▶ What is required
Scan the data below and state how many of its lines contain the word "this", giving only the figure.
Available data below:
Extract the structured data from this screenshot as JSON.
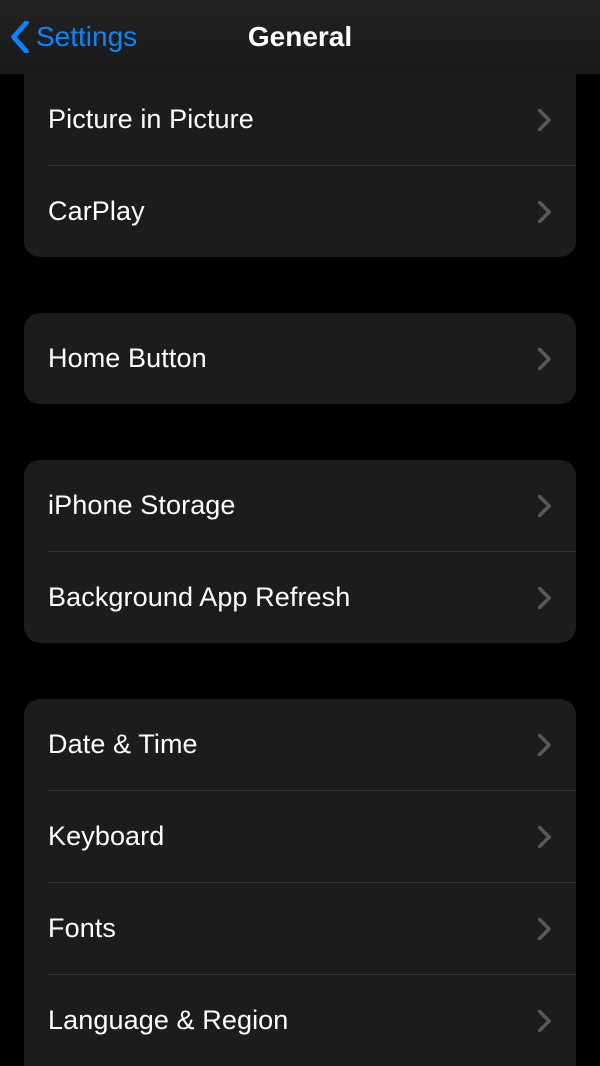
{
  "nav": {
    "back_label": "Settings",
    "title": "General"
  },
  "groups": [
    {
      "id": "g0",
      "partial": "top",
      "rows": [
        {
          "label": "Picture in Picture"
        },
        {
          "label": "CarPlay"
        }
      ]
    },
    {
      "id": "g1",
      "rows": [
        {
          "label": "Home Button"
        }
      ]
    },
    {
      "id": "g2",
      "rows": [
        {
          "label": "iPhone Storage"
        },
        {
          "label": "Background App Refresh"
        }
      ]
    },
    {
      "id": "g3",
      "partial": "bottom",
      "rows": [
        {
          "label": "Date & Time"
        },
        {
          "label": "Keyboard"
        },
        {
          "label": "Fonts"
        },
        {
          "label": "Language & Region"
        }
      ]
    }
  ],
  "colors": {
    "accent": "#0a84ff",
    "chevron": "#5a5a5e"
  }
}
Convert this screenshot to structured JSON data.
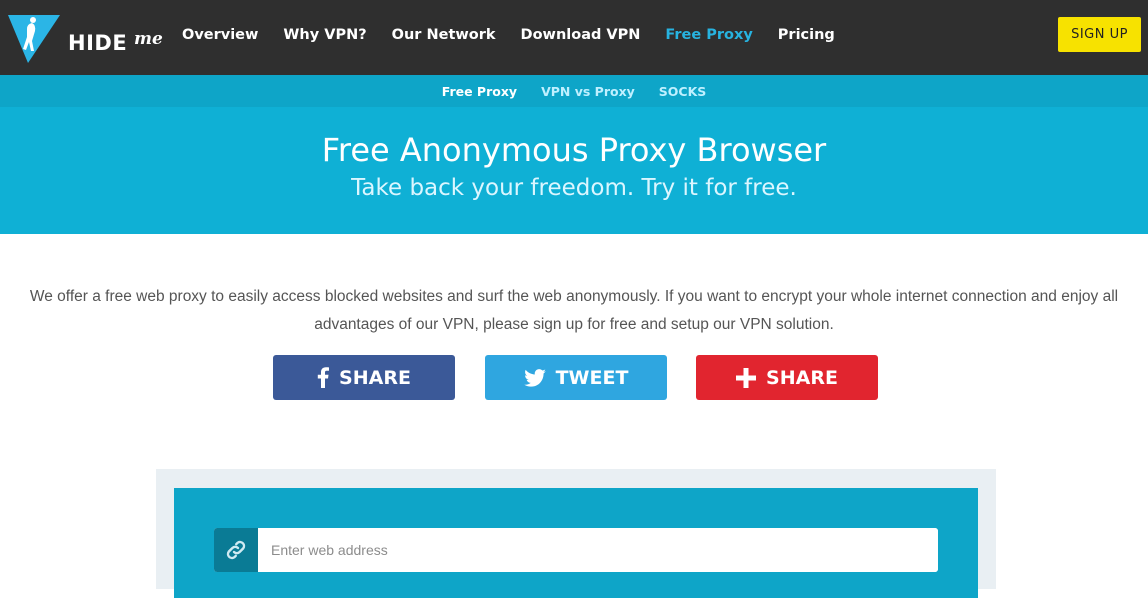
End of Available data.
▶ Written answer
2